- REQUIRED ACTION -
With the line containing "Transcribe this image's" as the starting point, output every line of the data below through its final line, character for character.

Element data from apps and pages
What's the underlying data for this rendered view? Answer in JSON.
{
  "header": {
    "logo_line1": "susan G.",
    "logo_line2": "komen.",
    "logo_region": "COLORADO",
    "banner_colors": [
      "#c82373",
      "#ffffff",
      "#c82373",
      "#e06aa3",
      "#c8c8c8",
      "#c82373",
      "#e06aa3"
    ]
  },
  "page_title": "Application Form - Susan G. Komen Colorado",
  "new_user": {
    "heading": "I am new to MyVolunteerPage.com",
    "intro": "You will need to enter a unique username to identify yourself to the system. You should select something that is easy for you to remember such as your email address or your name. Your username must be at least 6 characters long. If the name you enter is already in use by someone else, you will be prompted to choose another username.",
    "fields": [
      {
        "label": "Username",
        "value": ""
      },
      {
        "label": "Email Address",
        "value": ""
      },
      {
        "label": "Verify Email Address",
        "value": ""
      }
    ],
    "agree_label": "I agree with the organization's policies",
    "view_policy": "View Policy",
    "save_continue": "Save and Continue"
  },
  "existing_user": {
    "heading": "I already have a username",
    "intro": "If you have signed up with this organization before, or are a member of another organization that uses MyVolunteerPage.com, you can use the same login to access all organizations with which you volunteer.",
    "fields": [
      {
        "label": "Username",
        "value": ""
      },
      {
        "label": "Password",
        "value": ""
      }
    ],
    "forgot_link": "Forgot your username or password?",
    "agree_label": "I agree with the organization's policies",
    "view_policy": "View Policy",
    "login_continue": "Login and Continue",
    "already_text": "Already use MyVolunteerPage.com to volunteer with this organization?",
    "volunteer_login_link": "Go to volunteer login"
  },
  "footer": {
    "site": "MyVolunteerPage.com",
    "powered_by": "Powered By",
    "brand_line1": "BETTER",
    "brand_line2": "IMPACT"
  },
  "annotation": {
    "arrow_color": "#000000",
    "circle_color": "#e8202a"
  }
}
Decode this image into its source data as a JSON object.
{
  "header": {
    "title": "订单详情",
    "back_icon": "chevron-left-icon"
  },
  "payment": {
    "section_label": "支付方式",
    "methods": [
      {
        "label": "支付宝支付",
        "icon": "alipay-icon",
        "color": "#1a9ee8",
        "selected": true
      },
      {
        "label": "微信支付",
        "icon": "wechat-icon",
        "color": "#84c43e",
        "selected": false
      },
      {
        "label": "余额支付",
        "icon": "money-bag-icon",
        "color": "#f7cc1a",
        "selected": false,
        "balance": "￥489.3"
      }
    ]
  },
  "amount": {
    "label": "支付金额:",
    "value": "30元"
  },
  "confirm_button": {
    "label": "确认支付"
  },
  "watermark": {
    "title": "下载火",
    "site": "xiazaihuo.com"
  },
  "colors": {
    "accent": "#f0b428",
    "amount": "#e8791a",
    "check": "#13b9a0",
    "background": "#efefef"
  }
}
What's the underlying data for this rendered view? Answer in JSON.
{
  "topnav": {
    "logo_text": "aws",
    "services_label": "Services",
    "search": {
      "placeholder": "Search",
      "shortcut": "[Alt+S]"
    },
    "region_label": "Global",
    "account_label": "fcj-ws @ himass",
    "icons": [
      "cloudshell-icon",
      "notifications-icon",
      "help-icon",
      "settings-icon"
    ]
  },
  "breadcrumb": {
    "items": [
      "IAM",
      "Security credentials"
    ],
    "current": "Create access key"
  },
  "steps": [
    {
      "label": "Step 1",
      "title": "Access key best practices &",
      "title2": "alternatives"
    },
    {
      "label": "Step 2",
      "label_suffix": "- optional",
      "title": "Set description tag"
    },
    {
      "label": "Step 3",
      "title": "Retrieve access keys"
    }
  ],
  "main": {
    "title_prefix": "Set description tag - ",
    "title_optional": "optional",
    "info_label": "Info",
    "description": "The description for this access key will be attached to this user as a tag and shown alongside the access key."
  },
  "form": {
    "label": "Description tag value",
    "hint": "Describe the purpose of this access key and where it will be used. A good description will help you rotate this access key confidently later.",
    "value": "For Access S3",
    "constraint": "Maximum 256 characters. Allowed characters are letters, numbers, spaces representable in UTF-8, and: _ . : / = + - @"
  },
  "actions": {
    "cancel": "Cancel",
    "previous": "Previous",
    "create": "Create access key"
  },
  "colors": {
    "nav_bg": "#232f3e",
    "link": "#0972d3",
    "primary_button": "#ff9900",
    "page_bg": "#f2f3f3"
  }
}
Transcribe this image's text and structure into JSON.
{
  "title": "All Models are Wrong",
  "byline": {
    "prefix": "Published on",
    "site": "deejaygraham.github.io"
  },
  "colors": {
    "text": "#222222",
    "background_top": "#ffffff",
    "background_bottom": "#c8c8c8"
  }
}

- ANSWER TO THIS PROBLEM -
Transcribe this image's text and structure into JSON.
{
  "title": "All Models are Wrong",
  "byline": {
    "prefix": "Published on",
    "site": "deejaygraham.github.io"
  },
  "colors": {
    "text": "#222222",
    "background_top": "#ffffff",
    "background_bottom": "#c8c8c8"
  }
}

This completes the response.